Earlier this week I was in Singapore for a few days and made it a point to have enough time on the day I was leaving to see how good Singapore’s Changi Airport is for planespotting. Changi is perennially listed among the best airports for travelers and I can certainly understand why (more on that in a later post), however for planespotting it does have its challenges. One of them is the green tint in the glass similar to what you would find in your car’s glass. This green tint is there to help reduce glare into the terminal and to also help the efficiency of the air-conditioning system. So any photo taken within the terminals is almost always going to have a green tint that you need to remove when you process your photos (which is not always easy!).
Also a challenge is the fact that each gate has security screening so the gates are cordoned off from the rest of the terminal so you do not have the ability to be up against the glass in most places unless you’ve cleared security for a gate, and you only do that if you have a boarding pass for the flight departing that gate!
Another challenge is that there is no dedicated spotting area within the airport grounds as you would find in airports such as Hong Kong, Munich or Frankfurt. There are some spotting opportunities from parking lots near a few beaches but nothing on the property itself. Changi does have observation areas within its terminals, however you are several yards away from the glass, and in many cases have 2 panes of glass between you and the aircraft, so pictures come out poorly!!
All that aside, Changi is still a very good place to observe airline traffic and I definitely recommend you bring your camera and take some time watching the airplanes! Many major airlines and Asian low cost carriers serve Changi so there is always something interesting to see.

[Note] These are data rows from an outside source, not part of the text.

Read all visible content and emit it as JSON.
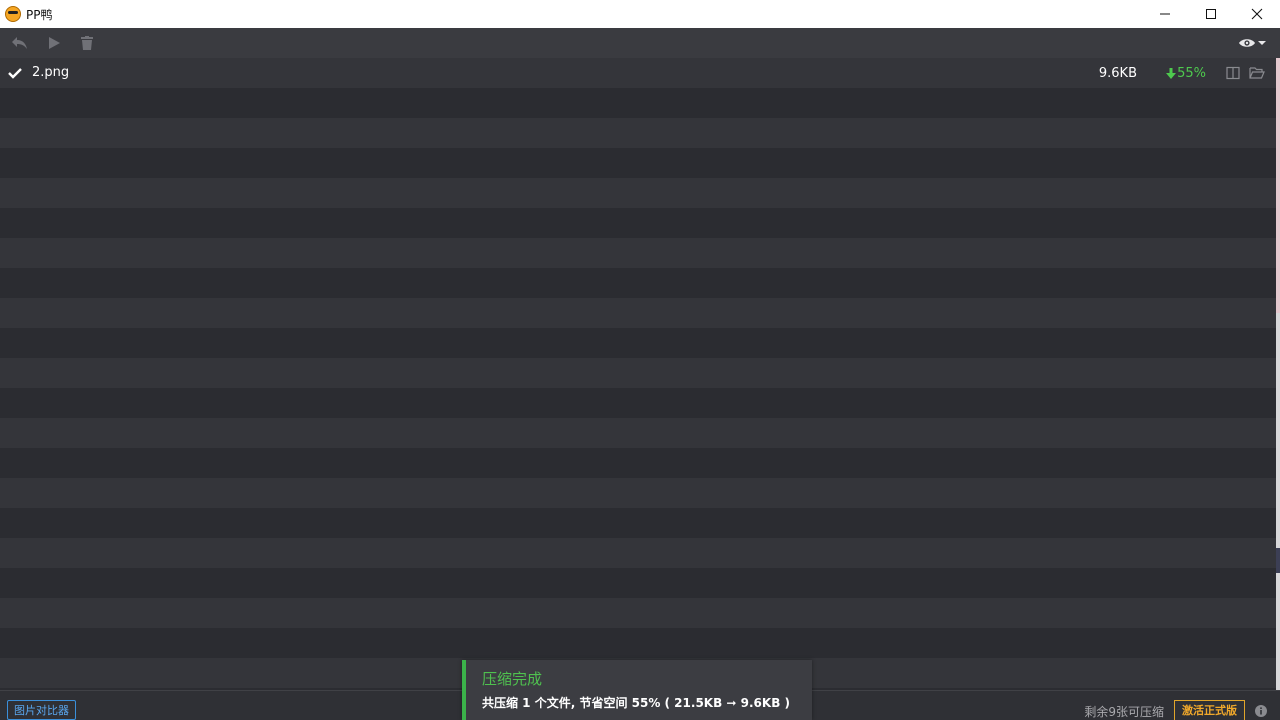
{
  "window": {
    "title": "PP鸭",
    "controls": {
      "minimize": "minimize-icon",
      "maximize": "maximize-icon",
      "close": "close-icon"
    }
  },
  "toolbar": {
    "buttons": [
      "undo-icon",
      "play-icon",
      "trash-icon"
    ],
    "view_menu": "eye-icon"
  },
  "files": [
    {
      "name": "2.png",
      "size": "9.6KB",
      "saving": "55%",
      "status": "done"
    }
  ],
  "toast": {
    "title": "压缩完成",
    "message": "共压缩 1 个文件, 节省空间 55% ( 21.5KB ➞ 9.6KB )"
  },
  "statusbar": {
    "compare_label": "图片对比器",
    "remaining": "剩余9张可压缩",
    "activate_label": "激活正式版"
  },
  "colors": {
    "accent_green": "#4ec94e",
    "accent_blue": "#3b8fd9",
    "accent_orange": "#f0a82b",
    "background": "#2b2c31"
  }
}
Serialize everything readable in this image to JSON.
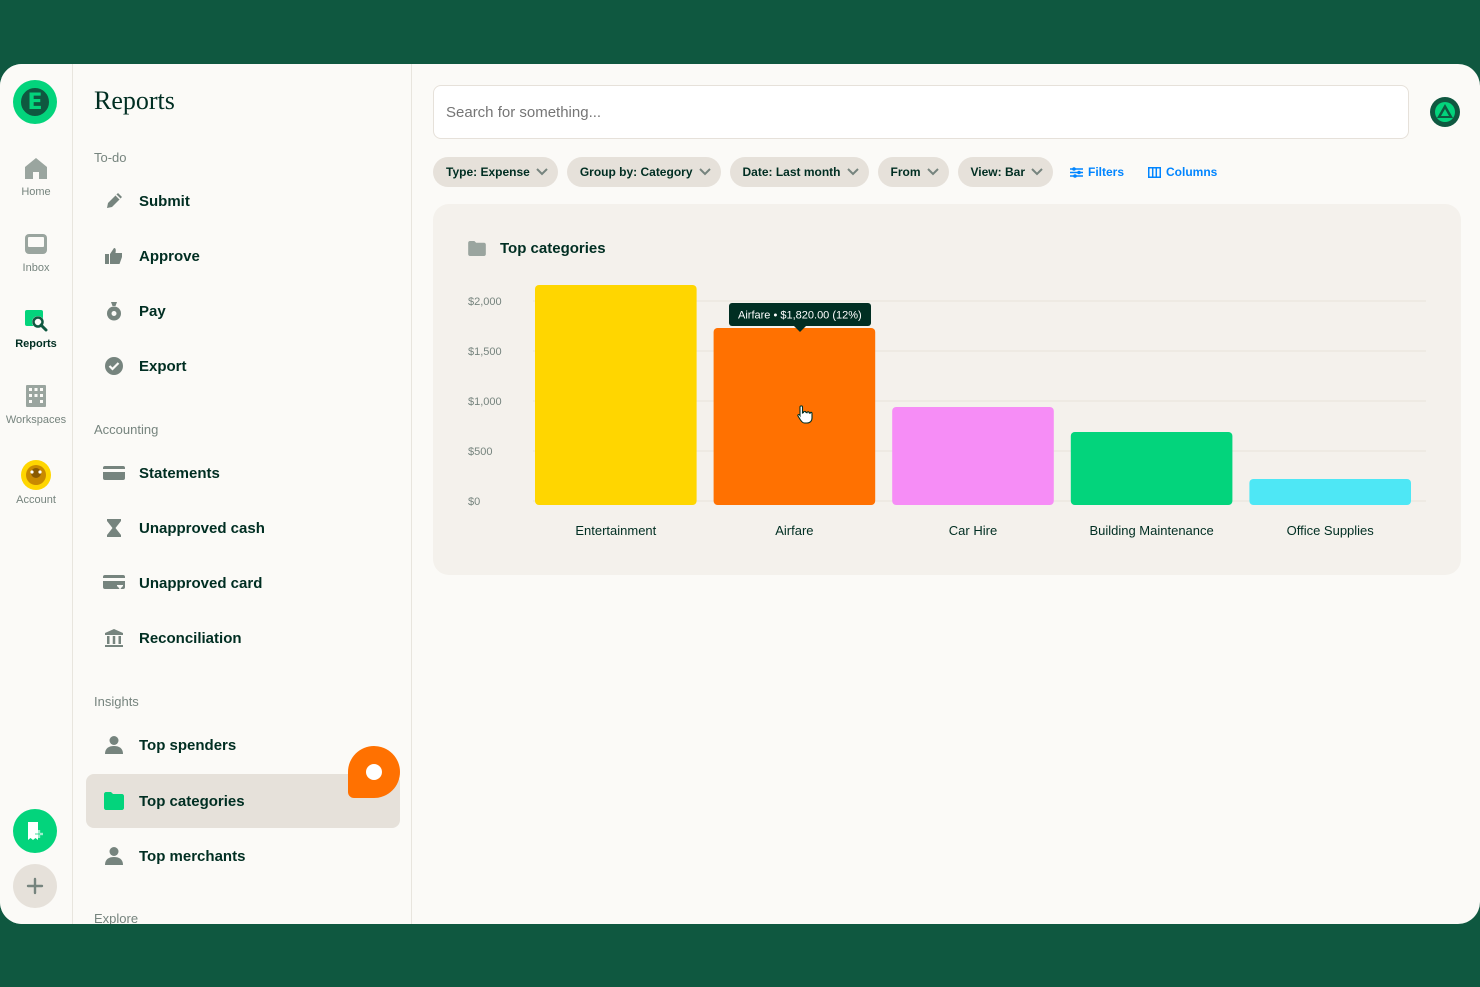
{
  "rail": {
    "items": [
      {
        "label": "Home",
        "icon": "home-icon"
      },
      {
        "label": "Inbox",
        "icon": "inbox-icon"
      },
      {
        "label": "Reports",
        "icon": "reports-icon",
        "active": true
      },
      {
        "label": "Workspaces",
        "icon": "building-icon"
      },
      {
        "label": "Account",
        "icon": "account-avatar-icon"
      }
    ]
  },
  "sidebar": {
    "title": "Reports",
    "sections": {
      "todo": "To-do",
      "accounting": "Accounting",
      "insights": "Insights",
      "explore": "Explore"
    },
    "todo_items": [
      "Submit",
      "Approve",
      "Pay",
      "Export"
    ],
    "accounting_items": [
      "Statements",
      "Unapproved cash",
      "Unapproved card",
      "Reconciliation"
    ],
    "insights_items": [
      "Top spenders",
      "Top categories",
      "Top merchants"
    ],
    "active_item": "Top categories"
  },
  "search": {
    "placeholder": "Search for something..."
  },
  "filters": {
    "pills": [
      "Type: Expense",
      "Group by: Category",
      "Date: Last month",
      "From",
      "View: Bar"
    ],
    "filters_label": "Filters",
    "columns_label": "Columns"
  },
  "card": {
    "title": "Top categories"
  },
  "tooltip": {
    "text": "Airfare • $1,820.00 (12%)"
  },
  "colors": {
    "brand_dark": "#0f5840",
    "brand_green": "#03d47c",
    "link_blue": "#0185ff"
  },
  "chart_data": {
    "type": "bar",
    "categories": [
      "Entertainment",
      "Airfare",
      "Car Hire",
      "Building Maintenance",
      "Office Supplies"
    ],
    "values": [
      2160,
      1730,
      940,
      690,
      220
    ],
    "colors": [
      "#ffd600",
      "#ff7101",
      "#f68df6",
      "#03d47c",
      "#4ee7f5"
    ],
    "y_ticks": [
      "$0",
      "$500",
      "$1,000",
      "$1,500",
      "$2,000"
    ],
    "y_tick_values": [
      0,
      500,
      1000,
      1500,
      2000
    ],
    "ylim": [
      0,
      2000
    ],
    "grid": true,
    "highlighted": "Airfare"
  }
}
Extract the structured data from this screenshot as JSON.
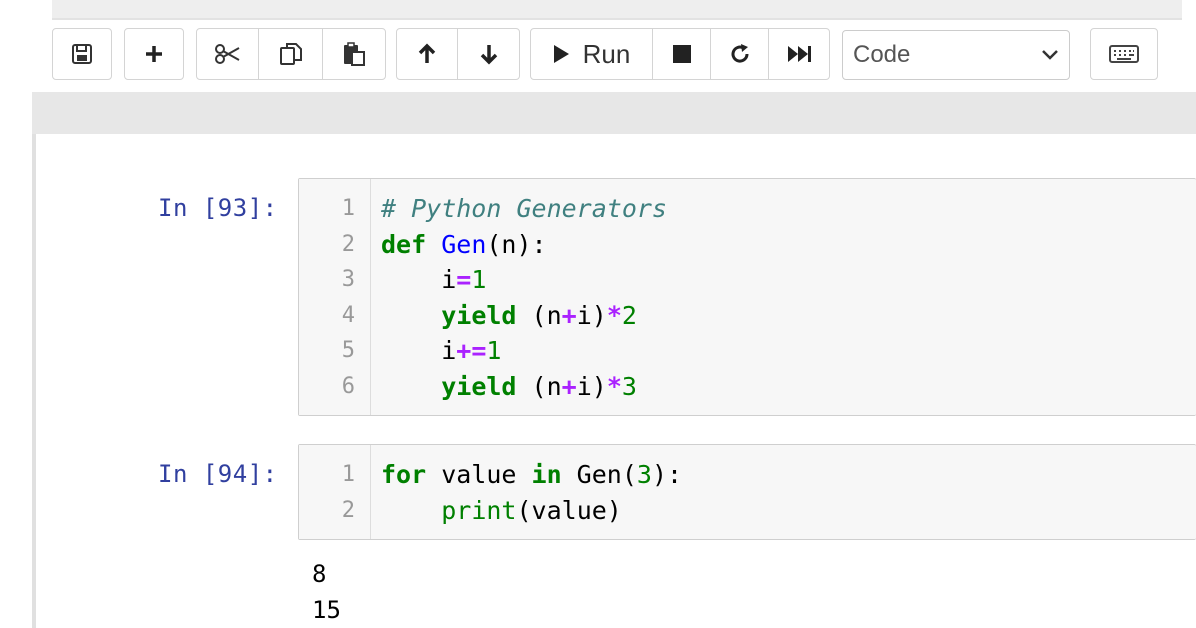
{
  "toolbar": {
    "buttons": {
      "save": "save-icon",
      "insert": "plus-icon",
      "cut": "scissors-icon",
      "copy": "copy-icon",
      "paste": "paste-icon",
      "move_up": "arrow-up-icon",
      "move_down": "arrow-down-icon",
      "run": "play-icon",
      "interrupt": "stop-icon",
      "restart": "restart-icon",
      "restart_run_all": "fast-forward-icon",
      "command_palette": "keyboard-icon"
    },
    "run_label": "Run",
    "cell_type": {
      "selected": "Code"
    }
  },
  "cells": [
    {
      "prompt": "In [93]:",
      "line_numbers": [
        "1",
        "2",
        "3",
        "4",
        "5",
        "6"
      ],
      "lines": [
        [
          {
            "text": "# Python Generators",
            "cls": "t-comment"
          }
        ],
        [
          {
            "text": "def",
            "cls": "t-keyword"
          },
          {
            "text": " ",
            "cls": "t-var"
          },
          {
            "text": "Gen",
            "cls": "t-def"
          },
          {
            "text": "(n):",
            "cls": "t-var"
          }
        ],
        [
          {
            "text": "    i",
            "cls": "t-var"
          },
          {
            "text": "=",
            "cls": "t-op"
          },
          {
            "text": "1",
            "cls": "t-num"
          }
        ],
        [
          {
            "text": "    ",
            "cls": "t-var"
          },
          {
            "text": "yield",
            "cls": "t-keyword"
          },
          {
            "text": " (n",
            "cls": "t-var"
          },
          {
            "text": "+",
            "cls": "t-op"
          },
          {
            "text": "i)",
            "cls": "t-var"
          },
          {
            "text": "*",
            "cls": "t-op"
          },
          {
            "text": "2",
            "cls": "t-num"
          }
        ],
        [
          {
            "text": "    i",
            "cls": "t-var"
          },
          {
            "text": "+=",
            "cls": "t-op"
          },
          {
            "text": "1",
            "cls": "t-num"
          }
        ],
        [
          {
            "text": "    ",
            "cls": "t-var"
          },
          {
            "text": "yield",
            "cls": "t-keyword"
          },
          {
            "text": " (n",
            "cls": "t-var"
          },
          {
            "text": "+",
            "cls": "t-op"
          },
          {
            "text": "i)",
            "cls": "t-var"
          },
          {
            "text": "*",
            "cls": "t-op"
          },
          {
            "text": "3",
            "cls": "t-num"
          }
        ]
      ],
      "outputs": []
    },
    {
      "prompt": "In [94]:",
      "line_numbers": [
        "1",
        "2"
      ],
      "lines": [
        [
          {
            "text": "for",
            "cls": "t-keyword"
          },
          {
            "text": " value ",
            "cls": "t-var"
          },
          {
            "text": "in",
            "cls": "t-keyword"
          },
          {
            "text": " Gen(",
            "cls": "t-var"
          },
          {
            "text": "3",
            "cls": "t-num"
          },
          {
            "text": "):",
            "cls": "t-var"
          }
        ],
        [
          {
            "text": "    ",
            "cls": "t-var"
          },
          {
            "text": "print",
            "cls": "t-builtin"
          },
          {
            "text": "(value)",
            "cls": "t-var"
          }
        ]
      ],
      "outputs": [
        "8",
        "15"
      ]
    }
  ],
  "colors": {
    "prompt": "#303f9f",
    "comment": "#408080",
    "keyword": "#008000",
    "operator": "#aa22ff",
    "function_name": "#0000ff"
  }
}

The pictures below were taken over several hours on September 5 from within terminal 3 and from the aircraft that took me home. Of course it happened to be a cloudy day, and that impacted the pictures even more 🙁 .